I think the reason that a lot of my team has been together for more than 10 years has to do with the fact that there’s somebody who listens to them, who cares, who is sensitive, who knows that their life comes before their work. My career is really, really important and I love it, but the life highs—like seeing my son graduate—need to me to be more important than the career highs, which are fleeting. If you believe you’re going to find that perfect Zen harmony of 50 percent here, 50 percent there, you might as well stop. …

Charting Creativity: Signposts of a Hazy Territory Patricia Cohen NY Times May 8, 2010

“…. Like many researchers over the past 30 years or so, Dr. Jung has relied on a common definition of creativity: the ability to combine novelty and usefulness in a particular social context.

As the study of creativity has expanded to include brain neurology, however, some scientists question whether this standard definition and the tests for it still make sense. John Kounios, a psychologist at Drexel University, argues that the standard “has outlived its usefulness.”

“Creativity is a complex concept; it’s not a single thing,” he said, adding that brain researchers needed to break it down into its component parts. Dr. Kounios, who studies the neural basis of insight, defines creativity as the ability to restructure one’s understanding of a situation in a nonobvious way. …

A lot of different areas of the brain are involved in devising a solution, no matter which process is used, but during the Aha! moment, there is a burst of high-frequency activity in the right temporal lobe, Dr. Kounios said. What’s more, he said, he and Dr. Beeman could predict in advance which process a subject would use. They watched the brains of systematic problem solvers prepare by paying closer attention to the screen before the words appeared. Their visual cortices were on high alert.

The brains of those who got a flash of creative insight, by contrast, prepared by automatically shutting down activity in the visual cortex for an instant — the equivalent of closing your eyes to block out distractions so that you can concentrate better. In this case, Dr. Kounios said that the brain was “cutting out other sensory input and boosting the signal-to-noise ratio” to retrieve the answer from the subconscious.

According to Kenneth Heilman, a neurologist at the University of Florida and the author of “Creativity and the Brain” (2005), creativity not only involves coming up with something new, but also with shutting down the brain’s habitual response, or letting go of conventional solutions.

Risk taking and addictive behavior should also be measured, since both traits play a role in creativity, he said.

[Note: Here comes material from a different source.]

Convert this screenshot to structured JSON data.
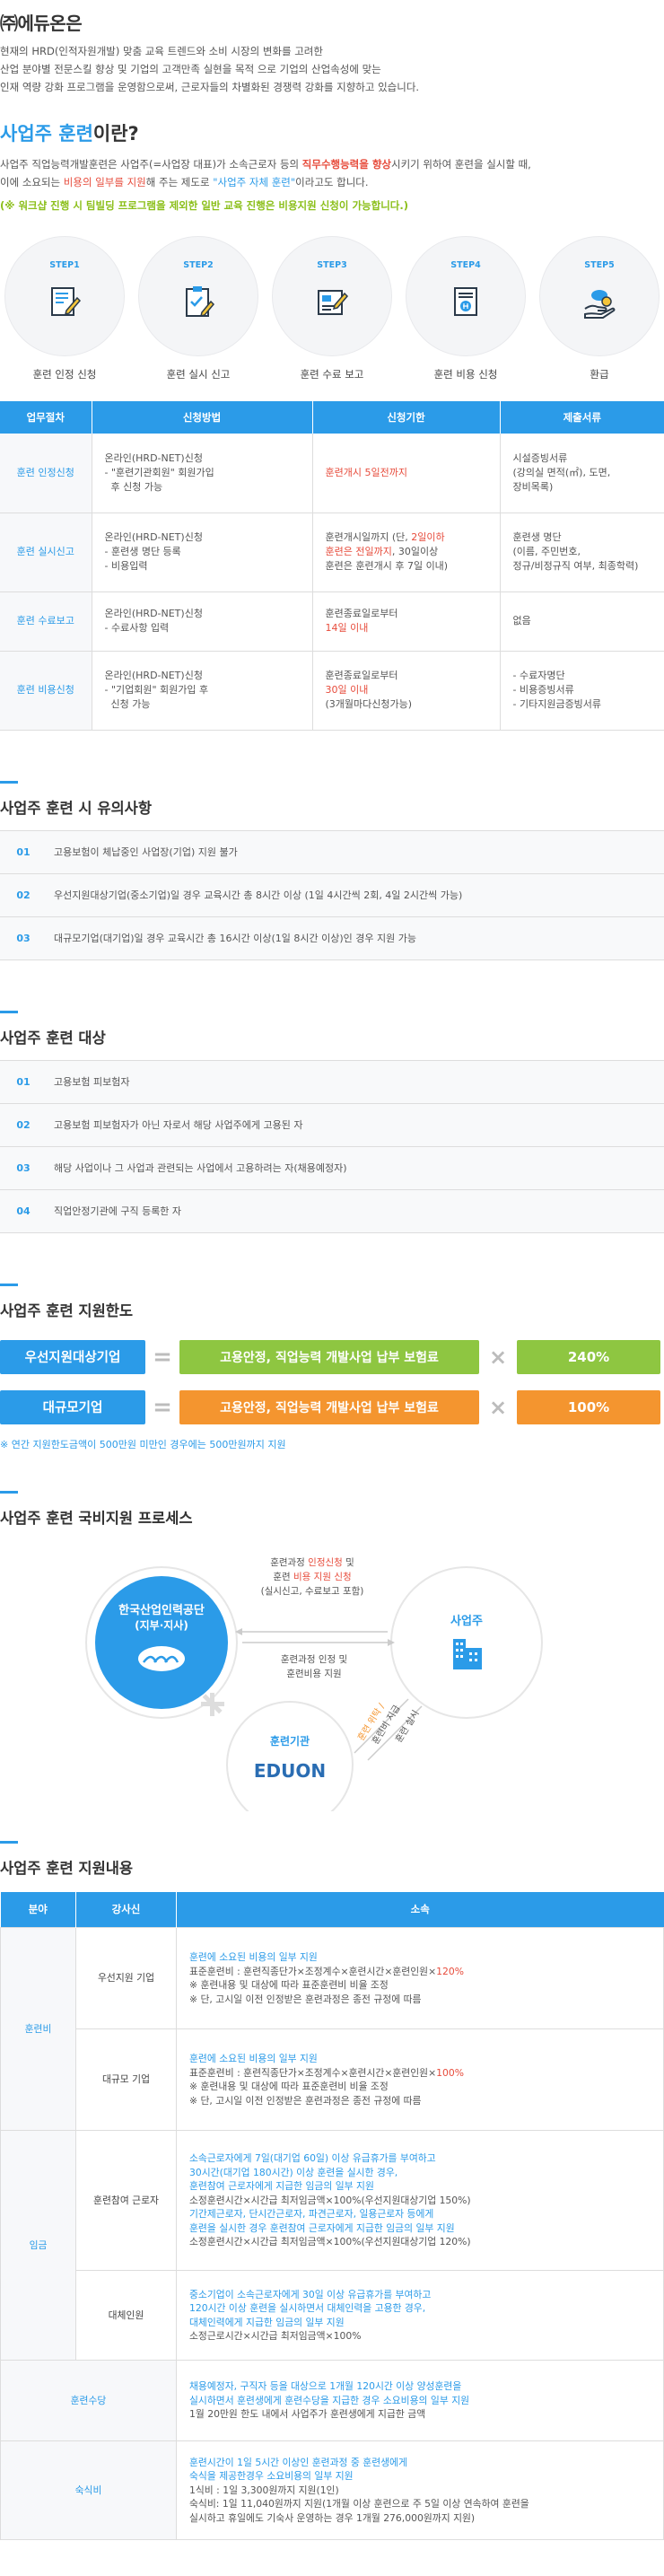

There may be, for example, a dampening of norepinephrine, the neurotransmitter that sets off the fight-or-flight alarm. That’s why creative connections often occur when people are most peaceful — relaxing under a tree, like Isaac Newton, or in a dream state, like Coleridge when he thought up “Kubla Khan.” … “

No comments:

Post a Comment